Lines with "label": copy each one from the listing below.
[DATA PROVIDED — start]
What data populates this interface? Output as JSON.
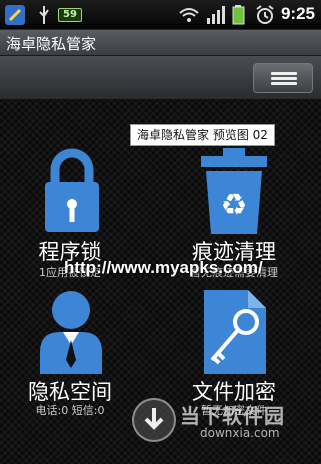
{
  "statusbar": {
    "battery_badge": "59",
    "time": "9:25",
    "icons": [
      "app-icon",
      "usb-icon",
      "battery-indicator",
      "wifi-icon",
      "signal-icon",
      "battery-icon",
      "alarm-icon"
    ]
  },
  "app": {
    "title": "海卓隐私管家"
  },
  "toolbar": {
    "menu_icon": "menu-icon"
  },
  "tooltip": "海卓隐私管家 预览图 02",
  "tiles": [
    {
      "label": "程序锁",
      "sub": "1应用被锁定",
      "icon": "lock-icon"
    },
    {
      "label": "痕迹清理",
      "sub": "暂无痕迹需要清理",
      "icon": "recycle-bin-icon"
    },
    {
      "label": "隐私空间",
      "sub": "电话:0 短信:0",
      "icon": "person-icon"
    },
    {
      "label": "文件加密",
      "sub": "暂无加密文件",
      "icon": "key-file-icon"
    }
  ],
  "watermarks": {
    "url": "http://www.myapks.com/",
    "brand": "当下软件园",
    "brand_url": "downxia.com"
  },
  "colors": {
    "icon_blue": "#3d86d6",
    "background": "#0a0a0a"
  }
}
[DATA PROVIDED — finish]
RESPONSE BOX -
      "label": "程序锁",
      "label": "痕迹清理",
      "label": "隐私空间",
      "label": "文件加密",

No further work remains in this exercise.